the problem, if not an immediate solution. By no stretch of the
imagination is it "fair use" to take all the existing files of a
publication (which expresses its claim to copyright with each issue, but
that claim is superfluous under the 1976 act; and we do have an ISSN for
the e-version to identify it further) and make them available for
unsupervised copying by others. It seems to me not only common courtesy,
but in fact an outright legal requirement, that if you wish to put files
on your machine for others to consult, you make certain that you have the
permission of the copyright holder to do so. This will ensure that the
copyright holder can express very legitimate concerns: for the
completeness, accuracy, and currency of the data, and for the uses to
which the material will be put.
But in the free and easy world of gopher today, my distinct
impression is that files fly around very casually. Some gophers are
carefully nurtured and managed, others are compost heaps. Individual
users can and should pay attention to how the gopher at their institution
that they rely on is managed and insist on quality control; and those of
us who create material that finds its way into gopher holes should not be
bashful about insisting -- for the benefit of authors, "publishers", and
readers alike -- that good management and respect for legal rights be a
part of the system.

Jim O'Donnell
Department of Classical Studies
University of Pennsylvania
(2) --------------------------------------------------------------85----
Date: Tue, 27 Apr 93 8:38:33 EDT
From: Ann Okerson <ann@cni.org>
Subject: Gophers and Copyright

Mr. O'Donnell's posting seems to address two different issues:

1. How the library or information technology community deals with electronic
publications, particularly "serial" ones (i.e., continuing indefinitely)
such as journals, newsletters, and so on.

He points to a problem that has come to our notice quickly as a result
of new tools such as Gopher. A search through Gopher sites does indeed
show a number of electronic serials that look dead but, in real life,
are living and breathing and kicking. Those who placed the initial
files have not taken care to keep them up to date and in that regard the
titles are no different than journals for which a library has cancelled
a subscription. The journal stays on the shelves but is no longer
current. One might well want a short run of an electronic journal on
one's electronic shelves, but the other problem is that there is no
equivalent of a general bibliographic or descriptive framework that
tells the reader who has found the partial run, that there is more to be
had by looking elsewhere.

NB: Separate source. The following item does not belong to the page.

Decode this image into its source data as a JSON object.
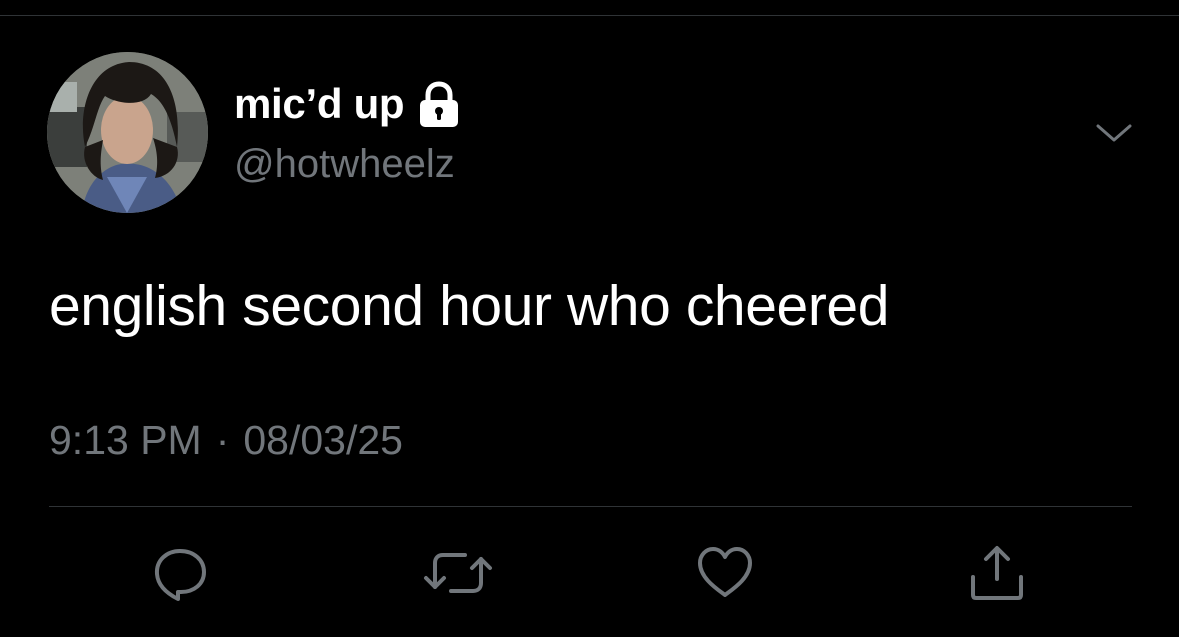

2. Rights and ownership. The current climate for most electronic serials
is that they are free and wide sharing is encouraged. In an informal
survey we conducted in January out of ARL, about 3 dozen electronic
serial editors or moderators outlined their copyright or ownership
policies, if any, and identified their greatest wishes and concerns. In
every case there were three of equal weight:

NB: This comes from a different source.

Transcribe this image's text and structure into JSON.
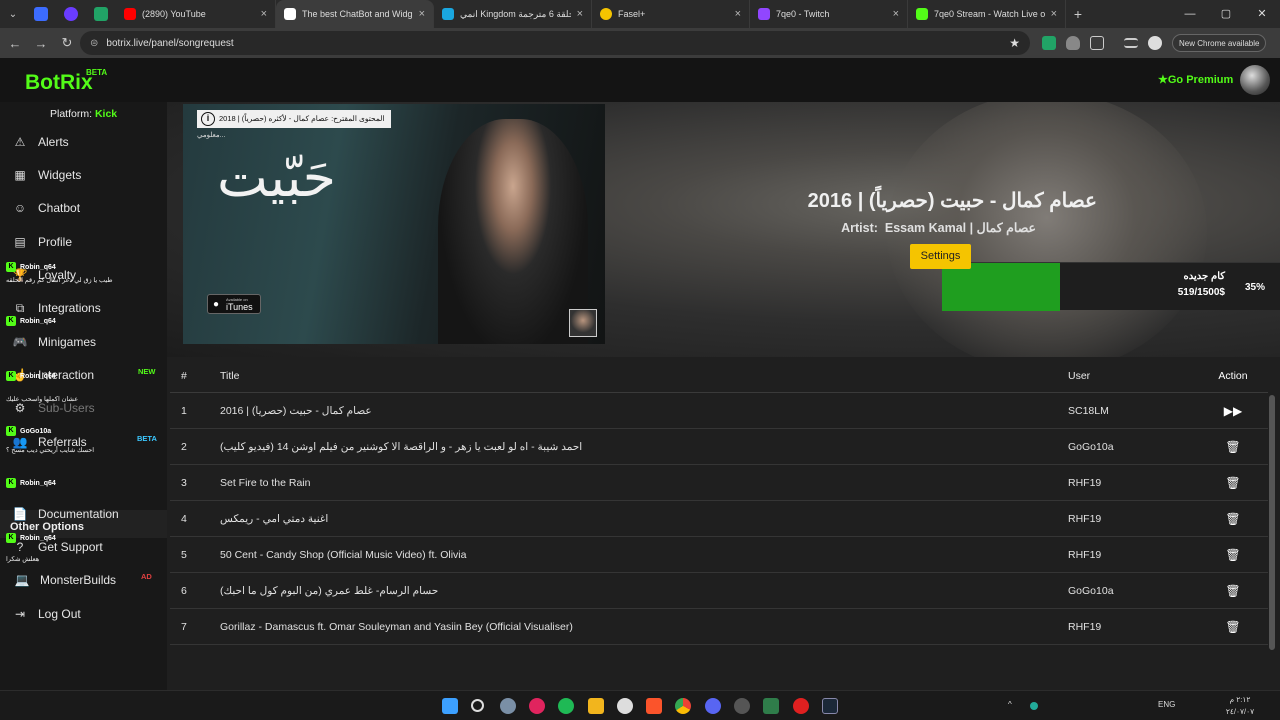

A. That the work be widely shared and reproduced.

B. That the work be used with proper attribution and in its full

C. That any reformatting, transfer of medium, or use for sale,
or any other treatment beyond that, should be done with consultation
and permission of the copyright holder of the e-journal.

In any case, people who place partial files, or any kind of copyrighted
files, without permission, on computer sites, seem (to me) to have
violated both common courtesy and the law.

Possibly Mr. O'Donnell merges two different ideas in his posting. First,
he (and copyright holders in general) should be asked for permissions.
But he then goes on to offer the conditions under which he will grant
those permissions. One seems to be that the files be maintained complete
and up to date, incorporating corrections and revisions if/as they come
along. I'm not sure that he has the right to require this kind of
currency and commitment.

That would be the same as a journal publisher saying the subscriber
cannot subscribe unless she promises never to stop subscribing. Such a
condition looks and feels more like some of the licenses in which
purchasers return all back CDs if they stop the current subscription.

If he does have the authority as copyright holder to set conditions, how
would he enforce them? Any comments?

Ann Okerson/ARL